When I was an undergraduate at Edge Hill in my room in Eleanor Rathbone I read all Shakepeare’s Sonnets. I’m not sure why. I was reading a lot of stuff then but I can vividly remember reading them down by the fields, maybe on a Wednesday afternoon while there was a football game on. Or maybe that was Holden Caulfield. Or someone else I was reading. Or a dream. It was at Edge Hill that I began writing poetry more seriously. I think when I first started there I had aspirations of writing fiction but then, probably like most young writers, I wasn’t actively attempting a novel or longer short stories. I was taken by the idea of writing fiction and saw poetry as somehow secondary, something I did but not what I wanted to do or be known for or pursue beyond fiction. Focusing on poetry gave me the opportunity to write work in different styles, to absorb new poets and poetry styles, to take full advantage of the variety of poetry the course offered. I can jump from one form or influence to another, try to learn from them, more rapidly than I could with fiction. My style fluctuated and was fluid. I eventually found a way of writing I enjoyed and I think in the end that style has fed back into my fiction writing. I’ve gone back to fiction now, in fact at the moment it takes up more of my creative time than poetry, but I can see elements of experimental poetry in my fiction – shorter lines, single word lines, disjointed viewpoints, experimenting with point of view and tenses, the linear and non-linear.
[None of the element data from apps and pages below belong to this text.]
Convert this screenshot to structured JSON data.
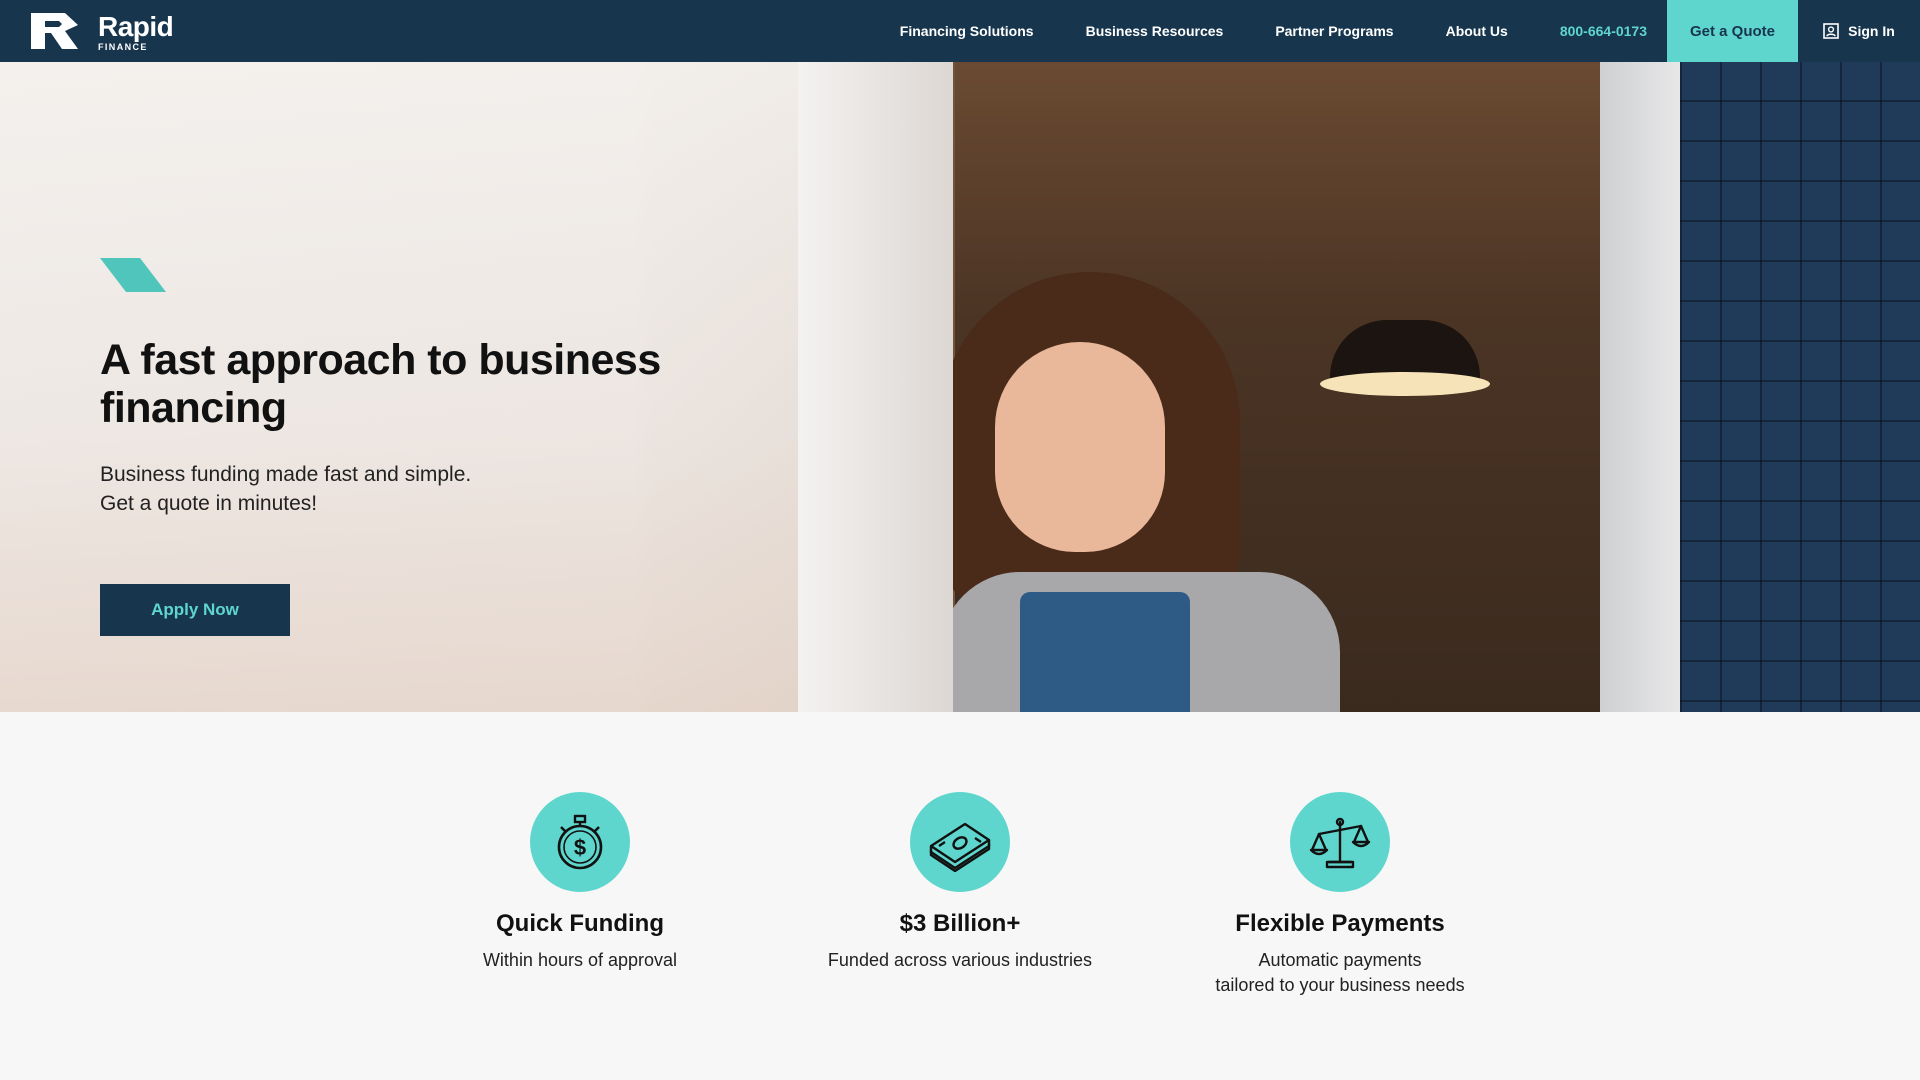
{
  "nav": {
    "logo_word": "Rapid",
    "logo_sub": "FINANCE",
    "links": [
      "Financing Solutions",
      "Business Resources",
      "Partner Programs",
      "About Us"
    ],
    "phone": "800-664-0173",
    "quote_label": "Get a Quote",
    "signin_label": "Sign In"
  },
  "hero": {
    "title": "A fast approach to business financing",
    "subtitle_line1": "Business funding made fast and simple.",
    "subtitle_line2": "Get a quote in minutes!",
    "cta_label": "Apply Now"
  },
  "features": [
    {
      "icon": "stopwatch-dollar-icon",
      "title": "Quick Funding",
      "desc": "Within hours of approval"
    },
    {
      "icon": "money-stack-icon",
      "title": "$3 Billion+",
      "desc": "Funded across various industries"
    },
    {
      "icon": "balance-scale-icon",
      "title": "Flexible Payments",
      "desc_line1": "Automatic payments",
      "desc_line2": "tailored to your business needs"
    }
  ],
  "colors": {
    "navy": "#17364e",
    "teal": "#5fd6cd",
    "background": "#f7f7f7"
  }
}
I think unsonnet 5 also shows hints of my wider fiction interests – there’s something fantastical and strange about my Unsonnets. I write children’s books, or try to. I got an agent recently though I’m not sure if they’re your agent until you make them money.  Most of the fiction I write is fantasy, speculative. Reality tinged with an otherness or something like that. I wrote a book about a fox looking for god and I’m writing one now about medieval Britain but I’ve called it Beredain and there are vampires and stuff. I did try writing a full on fantasy book for children but after about 70,000 words I realised it wasn’t as good as the books it was ripping off, though maybe it has potential, so my focus now is on this strange half-Britain, which again is a bit like Unsonnets – taking something real, established, recognisable and claiming it for myself, changing it and making it my own. I think that idea feeds into a lot of my work – looking for the familiar and trying to make it unfamiliar, new and strange, writing through things, writing through my own ideas, my own old stories and poems. At least I hope that’s what I do or try to do.

I put most of the stuff I write now up on my blog.

Michael Egan reading while still a student at Edge Hill

You can read my go at trying out Michael's 'Motivist' poetry form, here. You can watch him reading with Edge Hill lecturer and poet Steve Van-Hagen here.